Synaptic Neurotransmission and the Anatomically Addressed Nervous System
Modern psychopharmacology is largely the story of chemical neurotransmission. To understand the actions of drugs on the brain, to grasp the impact of diseases on the central nervous system, and to interpret the behavioral consequences of psychiatric medicines, one must be fluent in the language and principles of chemical neurotransmission. The importance of this fact cannot be overstated for the student of psychopharmacology. What follows in the next two chapters will form the foundation for the entire book and the road map for a journey through one of the most exciting topics in science today: the neuroscience of how drugs and disorders act on the central nervous system.

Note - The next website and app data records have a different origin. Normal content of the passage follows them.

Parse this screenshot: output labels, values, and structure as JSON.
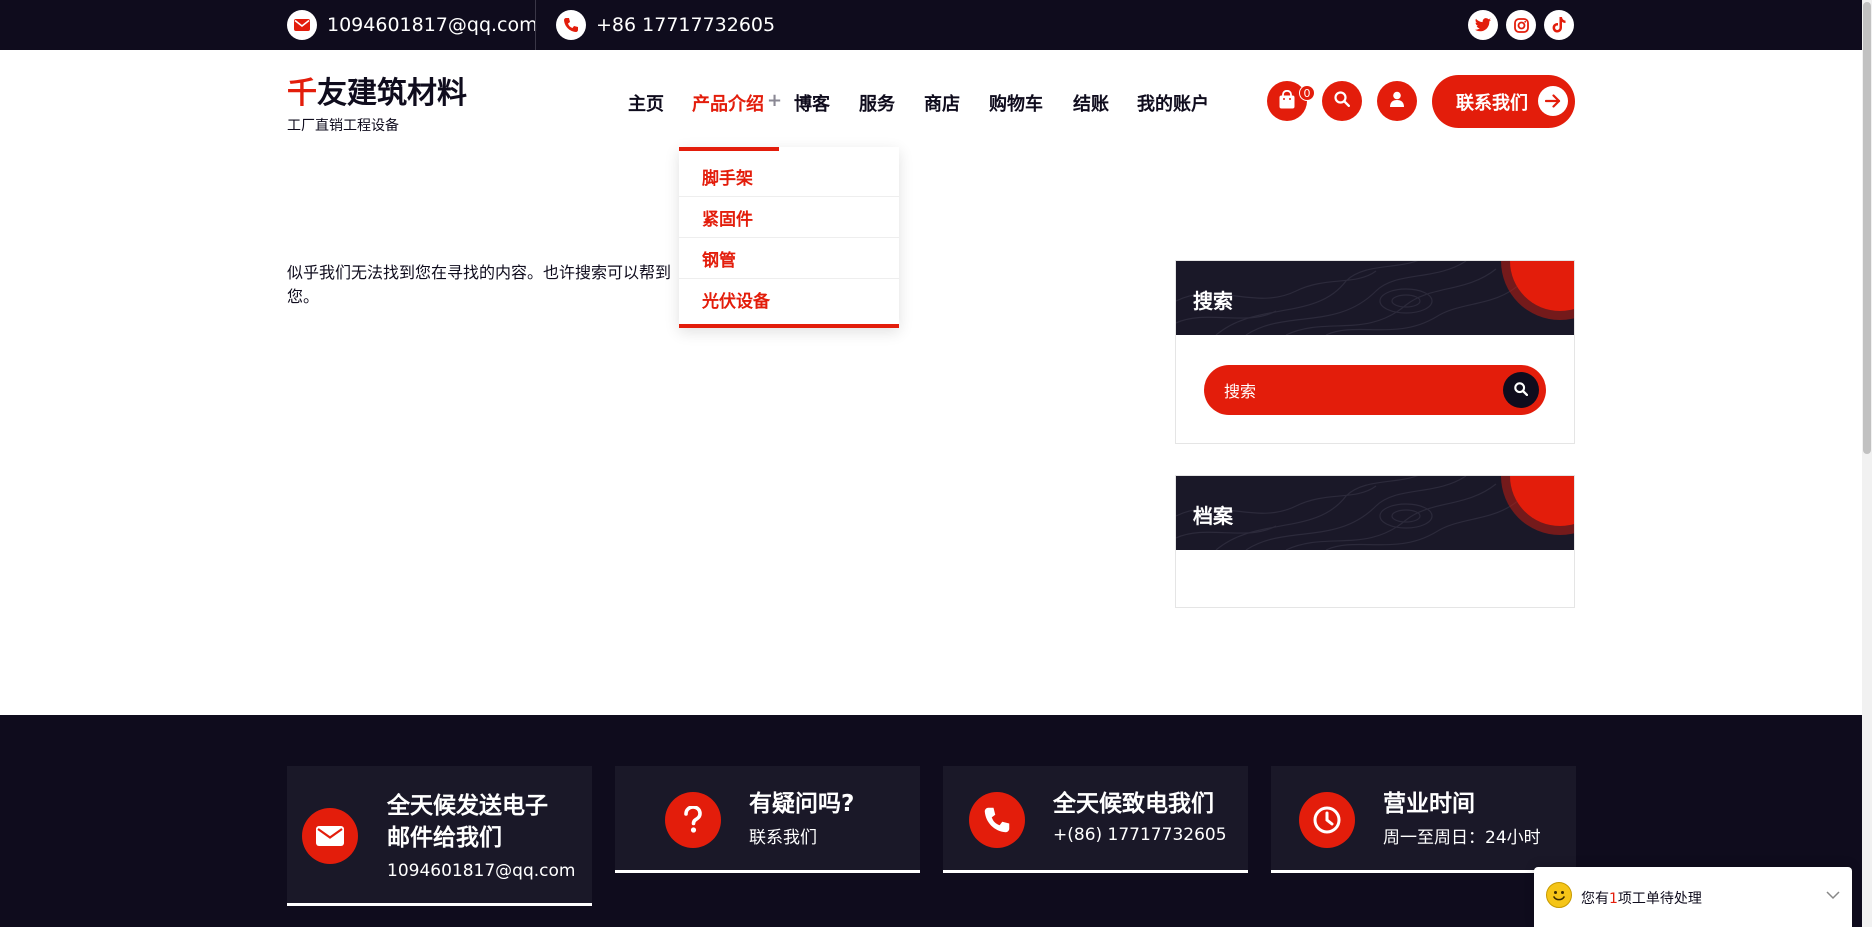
{
  "topbar": {
    "email": "1094601817@qq.com",
    "phone": "+86 17717732605",
    "social": [
      "twitter-icon",
      "instagram-icon",
      "tiktok-icon"
    ]
  },
  "header": {
    "logo_accent": "千",
    "logo_rest": "友建筑材料",
    "logo_sub": "工厂直销工程设备",
    "nav": [
      "主页",
      "产品介绍",
      "博客",
      "服务",
      "商店",
      "购物车",
      "结账",
      "我的账户"
    ],
    "nav_plus": "+",
    "cart_count": "0",
    "contact_label": "联系我们"
  },
  "dropdown": {
    "items": [
      "脚手架",
      "紧固件",
      "钢管",
      "光伏设备"
    ]
  },
  "content": {
    "notfound_text": "似乎我们无法找到您在寻找的内容。也许搜索可以帮到您。"
  },
  "sidebar": {
    "search_title": "搜索",
    "search_placeholder": "搜索",
    "archive_title": "档案"
  },
  "footer": {
    "cards": [
      {
        "title_line1": "全天候发送电子",
        "title_line2": "邮件给我们",
        "sub": "1094601817@qq.com",
        "icon": "envelope-icon"
      },
      {
        "title_line1": "有疑问吗?",
        "sub": "联系我们",
        "icon": "question-icon"
      },
      {
        "title_line1": "全天候致电我们",
        "sub": "+(86) 17717732605",
        "icon": "phone-icon"
      },
      {
        "title_line1": "营业时间",
        "sub": "周一至周日：24小时",
        "icon": "clock-icon"
      }
    ]
  },
  "notification": {
    "prefix": "您有",
    "count": "1",
    "suffix": "项工单待处理"
  },
  "colors": {
    "accent": "#e31d0b",
    "dark": "#0f0c1d"
  }
}
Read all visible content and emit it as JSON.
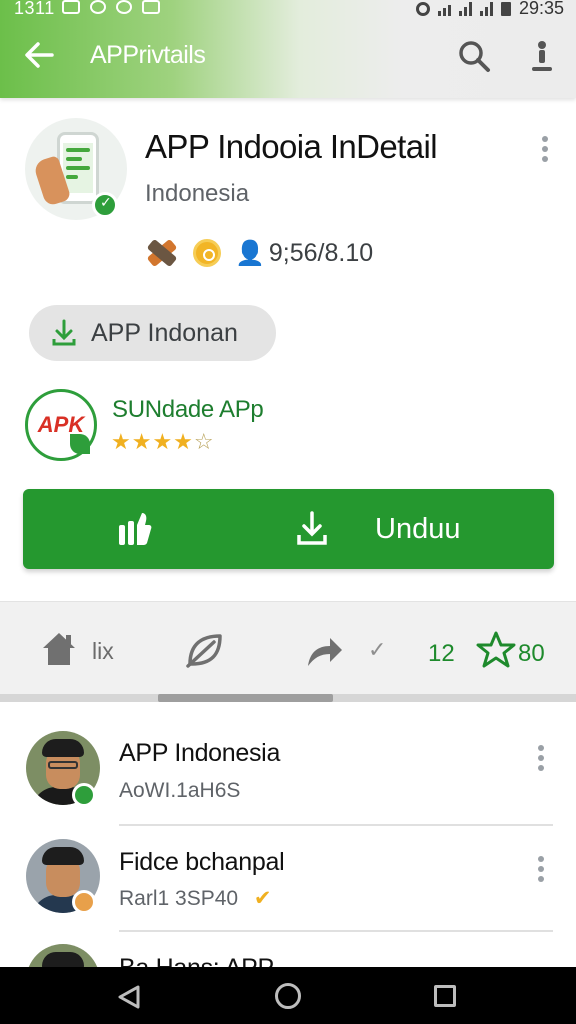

What is neurotransmission? It can be described in many ways: anatomically, chemically, electrically. This chapter (Chapter 2) describes the anatomical basis of neurotransmission by showing how neurons are the substrates of neurotransmission and how they develop, migrate, form synapses, and demonstrate “plasticity,” or the ability to morph and change throughout life. Classically, the central nervous system has been envisioned as a series of “hard-wired” synaptic connections between neurons, not unlike millions of telephone wires within thousands upon thousands of cables. Building on the structural and functional description of neurons in Chapter 1, this chapter emphasizes what is called the anatomically addressed nervous system. The anatomically addressed brain is thus a complex wiring diagram, ferrying electrical impulses to wherever the “wire” is plugged in (i.e., at a synapse). Following this discussion, the next chapter (Chapter 3) describes the chemical basis of neurotransmission by demonstrating how chemical signals are coded, decoded, transduced, and sent along their way.